Focusing on communities like handloom workers, tribals and other low income groups, Rang De has managed to make entrepreneurs out of them. Saraswati Devi from Jharkhand availed a small loan to set up a mobile repair shop. She then expanded her business to other products and even won an award for her entrepreneurial skills.
“There is a lack of role models in this area. If stories like these are told, then a lot more people will come forward to contribute. Also, more people from these communities will feel comfortable in availing the services,” says Smita.
When Rang De initially started its operations, building trust was the difficult part. Also, finding the right partners who were willing to engage on a regular basis took some time. In seven years of existence, they had solved these issues to a large extent and it was now time to take their operations to the next level.
It was just then that they came across the Marico Innovation Foundation’s Social Innovation Acceleration Program (MIF-SIAP) and decided to apply for it.
A couple of interactions with the MIF team helped them come up with a plan to scale up the number of loans given, the social investors they reached out to and the loan amount disbursed every month by ten times in the next three years! This would involve innovative ways of raising capital, investment in technology and strategic partnerships, among others.
“The due diligence process of MIF was a revelation in itself.
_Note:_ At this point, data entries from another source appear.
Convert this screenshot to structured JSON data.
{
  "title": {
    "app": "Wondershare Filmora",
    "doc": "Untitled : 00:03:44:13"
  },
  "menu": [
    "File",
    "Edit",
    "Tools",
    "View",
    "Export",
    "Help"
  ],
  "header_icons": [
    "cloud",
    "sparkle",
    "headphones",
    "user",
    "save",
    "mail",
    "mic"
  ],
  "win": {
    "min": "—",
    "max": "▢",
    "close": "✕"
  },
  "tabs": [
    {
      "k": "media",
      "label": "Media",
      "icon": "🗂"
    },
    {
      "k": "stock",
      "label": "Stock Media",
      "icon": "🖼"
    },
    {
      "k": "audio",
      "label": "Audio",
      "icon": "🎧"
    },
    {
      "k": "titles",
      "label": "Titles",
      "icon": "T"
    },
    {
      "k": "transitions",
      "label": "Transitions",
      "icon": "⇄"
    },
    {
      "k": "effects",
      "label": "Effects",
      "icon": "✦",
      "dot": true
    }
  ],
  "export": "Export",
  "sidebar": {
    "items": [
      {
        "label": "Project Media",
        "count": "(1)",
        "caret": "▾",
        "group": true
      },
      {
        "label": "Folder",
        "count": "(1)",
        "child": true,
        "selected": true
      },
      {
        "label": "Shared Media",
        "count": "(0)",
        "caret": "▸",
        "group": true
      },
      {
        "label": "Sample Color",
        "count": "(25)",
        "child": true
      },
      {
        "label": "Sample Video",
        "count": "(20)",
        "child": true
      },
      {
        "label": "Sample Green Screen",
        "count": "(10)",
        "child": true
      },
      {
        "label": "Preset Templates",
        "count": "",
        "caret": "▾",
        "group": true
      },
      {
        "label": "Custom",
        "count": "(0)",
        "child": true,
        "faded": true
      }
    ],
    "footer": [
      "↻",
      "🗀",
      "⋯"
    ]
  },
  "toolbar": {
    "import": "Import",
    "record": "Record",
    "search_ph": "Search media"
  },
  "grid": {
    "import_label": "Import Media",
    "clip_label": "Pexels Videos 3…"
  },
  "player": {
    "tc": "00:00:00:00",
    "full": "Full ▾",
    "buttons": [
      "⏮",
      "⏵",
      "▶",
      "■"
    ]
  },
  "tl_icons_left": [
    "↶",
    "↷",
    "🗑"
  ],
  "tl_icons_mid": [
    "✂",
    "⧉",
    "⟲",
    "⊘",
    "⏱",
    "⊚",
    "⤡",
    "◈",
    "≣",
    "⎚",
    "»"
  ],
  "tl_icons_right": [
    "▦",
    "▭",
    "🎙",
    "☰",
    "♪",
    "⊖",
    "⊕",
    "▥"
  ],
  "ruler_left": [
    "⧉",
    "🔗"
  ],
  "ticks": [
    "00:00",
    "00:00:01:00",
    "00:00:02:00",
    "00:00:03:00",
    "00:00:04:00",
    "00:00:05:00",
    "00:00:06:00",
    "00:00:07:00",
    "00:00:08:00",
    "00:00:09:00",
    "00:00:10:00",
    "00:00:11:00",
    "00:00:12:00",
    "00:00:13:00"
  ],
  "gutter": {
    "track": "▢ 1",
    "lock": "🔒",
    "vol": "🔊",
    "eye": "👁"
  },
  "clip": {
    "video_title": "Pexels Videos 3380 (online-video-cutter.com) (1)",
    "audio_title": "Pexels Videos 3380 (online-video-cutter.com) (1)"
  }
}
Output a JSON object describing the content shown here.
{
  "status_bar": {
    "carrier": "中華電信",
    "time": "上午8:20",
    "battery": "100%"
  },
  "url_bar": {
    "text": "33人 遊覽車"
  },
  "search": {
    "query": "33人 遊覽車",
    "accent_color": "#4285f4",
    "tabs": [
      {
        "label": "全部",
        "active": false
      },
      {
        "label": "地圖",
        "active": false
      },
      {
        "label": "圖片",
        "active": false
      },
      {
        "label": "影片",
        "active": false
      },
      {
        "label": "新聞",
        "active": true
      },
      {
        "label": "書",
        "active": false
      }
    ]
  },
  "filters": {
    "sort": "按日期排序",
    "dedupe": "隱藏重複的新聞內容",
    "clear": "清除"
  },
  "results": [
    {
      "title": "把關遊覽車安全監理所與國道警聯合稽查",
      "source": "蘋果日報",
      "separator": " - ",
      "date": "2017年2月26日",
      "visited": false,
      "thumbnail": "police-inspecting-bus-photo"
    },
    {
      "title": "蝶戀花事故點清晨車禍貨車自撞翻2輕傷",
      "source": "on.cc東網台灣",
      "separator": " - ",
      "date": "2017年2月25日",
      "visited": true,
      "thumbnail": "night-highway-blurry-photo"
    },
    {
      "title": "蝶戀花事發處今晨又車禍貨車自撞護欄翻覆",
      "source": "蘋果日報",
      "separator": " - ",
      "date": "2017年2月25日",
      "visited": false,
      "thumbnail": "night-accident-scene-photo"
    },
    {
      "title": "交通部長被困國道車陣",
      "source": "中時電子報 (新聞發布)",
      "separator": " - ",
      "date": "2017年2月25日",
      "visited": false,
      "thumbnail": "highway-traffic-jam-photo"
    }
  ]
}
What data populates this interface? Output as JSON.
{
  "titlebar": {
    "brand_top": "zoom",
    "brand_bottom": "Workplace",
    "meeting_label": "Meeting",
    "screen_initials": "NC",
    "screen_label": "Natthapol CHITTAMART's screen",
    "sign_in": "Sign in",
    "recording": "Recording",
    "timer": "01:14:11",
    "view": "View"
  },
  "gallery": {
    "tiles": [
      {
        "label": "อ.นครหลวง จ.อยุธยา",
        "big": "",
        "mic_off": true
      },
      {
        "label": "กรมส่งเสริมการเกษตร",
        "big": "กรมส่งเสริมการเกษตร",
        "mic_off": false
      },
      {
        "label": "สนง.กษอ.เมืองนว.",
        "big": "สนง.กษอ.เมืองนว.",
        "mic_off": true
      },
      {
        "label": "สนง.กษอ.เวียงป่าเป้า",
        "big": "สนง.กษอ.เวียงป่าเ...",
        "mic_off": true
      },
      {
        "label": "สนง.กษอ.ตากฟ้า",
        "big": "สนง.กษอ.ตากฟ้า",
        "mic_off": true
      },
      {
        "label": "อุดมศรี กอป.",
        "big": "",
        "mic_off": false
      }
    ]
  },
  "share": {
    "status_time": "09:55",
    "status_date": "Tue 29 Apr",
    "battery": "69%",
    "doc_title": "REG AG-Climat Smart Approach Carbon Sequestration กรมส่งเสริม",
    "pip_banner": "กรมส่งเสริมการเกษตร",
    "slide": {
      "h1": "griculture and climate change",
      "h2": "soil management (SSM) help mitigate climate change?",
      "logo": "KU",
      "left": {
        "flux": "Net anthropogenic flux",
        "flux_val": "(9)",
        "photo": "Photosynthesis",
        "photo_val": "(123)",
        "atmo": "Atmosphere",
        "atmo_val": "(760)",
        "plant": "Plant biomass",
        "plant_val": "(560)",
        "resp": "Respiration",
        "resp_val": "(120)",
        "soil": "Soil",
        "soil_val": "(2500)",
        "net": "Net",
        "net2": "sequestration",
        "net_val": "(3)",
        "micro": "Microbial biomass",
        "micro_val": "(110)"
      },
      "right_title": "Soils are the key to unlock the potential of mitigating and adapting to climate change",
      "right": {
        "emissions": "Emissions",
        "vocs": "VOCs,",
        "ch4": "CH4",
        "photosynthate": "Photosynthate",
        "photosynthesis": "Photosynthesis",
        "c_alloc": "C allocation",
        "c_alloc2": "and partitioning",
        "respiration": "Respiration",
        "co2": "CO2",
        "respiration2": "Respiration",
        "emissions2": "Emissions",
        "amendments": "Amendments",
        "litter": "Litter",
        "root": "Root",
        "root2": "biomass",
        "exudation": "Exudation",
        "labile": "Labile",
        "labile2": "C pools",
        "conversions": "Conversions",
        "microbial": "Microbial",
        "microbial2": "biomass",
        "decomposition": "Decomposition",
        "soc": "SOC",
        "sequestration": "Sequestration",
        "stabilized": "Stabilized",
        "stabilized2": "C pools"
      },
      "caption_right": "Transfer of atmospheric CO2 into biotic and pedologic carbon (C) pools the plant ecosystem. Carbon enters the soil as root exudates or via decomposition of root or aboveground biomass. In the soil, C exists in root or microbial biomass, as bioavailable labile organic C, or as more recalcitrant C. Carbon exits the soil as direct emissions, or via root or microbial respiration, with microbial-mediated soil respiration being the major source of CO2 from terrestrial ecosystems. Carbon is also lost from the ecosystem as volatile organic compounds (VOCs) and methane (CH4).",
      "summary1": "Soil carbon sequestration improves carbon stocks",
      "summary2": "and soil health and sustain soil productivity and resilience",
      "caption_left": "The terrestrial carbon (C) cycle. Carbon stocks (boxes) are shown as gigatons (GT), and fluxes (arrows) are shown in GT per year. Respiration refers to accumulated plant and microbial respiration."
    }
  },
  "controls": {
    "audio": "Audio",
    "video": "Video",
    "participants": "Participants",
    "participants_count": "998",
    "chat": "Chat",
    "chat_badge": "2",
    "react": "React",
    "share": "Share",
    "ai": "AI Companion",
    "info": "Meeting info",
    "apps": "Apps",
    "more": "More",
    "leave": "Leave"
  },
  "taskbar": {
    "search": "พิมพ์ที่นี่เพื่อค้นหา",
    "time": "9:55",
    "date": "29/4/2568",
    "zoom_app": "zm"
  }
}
It was interesting that they only wished to partner with organizations which were poised at a stage where MIF’s contribution could go a long way in helping them scale. In a way, they see their success in our success, and go all out to help us achieve our goals,” says Chaitanya Nadkarny, President, Rang De.
An insightful conversation with Marico Chairman, Harsh Mariwala, made them think deeply on why they wished grow to the numbers they had in mind, and helped them understand the far reaching consequences of each loan they disbursed, which translated into more savings and easier lives for the beneficiaries. They also understood that scaling up would help them become financially stable and efficient in the long run.
In the near future, Rang De hopes to reach out to over 3,00,000 families and disburse loans to the tune of Rs. 90 to 100 crores every year.
As Rang De’s model helps you to loan an amount as low as Rs.100, anyone can be part of the initiative.
Not only do you get your money back with interest but you also get the satisfaction of having helped someone improve their lives without you losing anything in the bargain! It is a win-win situation for both the parties.
To learn more about the organization, please email them at – firstname.lastname@example.org or check out their website.
Like this story? Or have something to share? Write to us: email@example.com, or connect with us on Facebook and Twitter (@thebetterindia).
This story made me